I understand, in a woozy sort of way, what callcc does. What I
don't understand is what it's really good for, and furthermore, what
it's doing in Ruby.

It seems like all the explanations of callcc, in its various
implementations, stick to pretty simple examples, and almost always with
the proviso "you could more easily do this another way, but...". The
exception might be with regard to Scheme, which, I guess, lacks a
catch/throw-like mechanism, so that callcc might be the best way to
escape from a deeply nested loop. Ruby, though, obviously has catch and
throw.

With some other languages, I wouldn't think much of the inclusion of
such an apparently abstruse feature. But, from my reading of this list,
it seems like Matz is pretty conservative about adding features that
won't get used, for whatever reason. I can only guess that he'd be twice
less likely to add features that don't get used and are just plain
*weird*, as callcc seems to me even after having spent no short amount
of time trying to wrap my thick head around it.

So, how'd it get there?
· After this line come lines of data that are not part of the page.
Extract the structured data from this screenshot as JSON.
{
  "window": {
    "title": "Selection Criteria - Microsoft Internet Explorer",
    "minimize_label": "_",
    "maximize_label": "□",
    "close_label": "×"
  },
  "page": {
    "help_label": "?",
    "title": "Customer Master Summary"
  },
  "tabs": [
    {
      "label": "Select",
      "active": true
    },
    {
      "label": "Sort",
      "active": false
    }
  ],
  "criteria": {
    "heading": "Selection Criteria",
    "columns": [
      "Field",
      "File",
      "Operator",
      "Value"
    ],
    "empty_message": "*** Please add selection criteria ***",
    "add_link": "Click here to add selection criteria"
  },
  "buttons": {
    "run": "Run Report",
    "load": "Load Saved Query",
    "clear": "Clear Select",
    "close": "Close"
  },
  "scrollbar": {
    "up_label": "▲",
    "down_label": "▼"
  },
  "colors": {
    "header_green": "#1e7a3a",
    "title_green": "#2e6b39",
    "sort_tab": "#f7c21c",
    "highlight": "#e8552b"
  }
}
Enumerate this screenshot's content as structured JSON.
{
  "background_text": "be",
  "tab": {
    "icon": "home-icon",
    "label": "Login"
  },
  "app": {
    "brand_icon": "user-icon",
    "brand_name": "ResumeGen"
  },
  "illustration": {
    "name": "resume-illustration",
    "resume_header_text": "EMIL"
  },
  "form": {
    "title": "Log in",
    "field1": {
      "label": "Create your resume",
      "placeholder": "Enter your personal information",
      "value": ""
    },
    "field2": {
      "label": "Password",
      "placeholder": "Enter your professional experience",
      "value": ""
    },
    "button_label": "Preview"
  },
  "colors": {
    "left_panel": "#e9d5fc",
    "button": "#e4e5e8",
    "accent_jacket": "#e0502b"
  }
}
Is there some killer use for callcc that I'm
missing? Was it just for the "gee whiz" factor?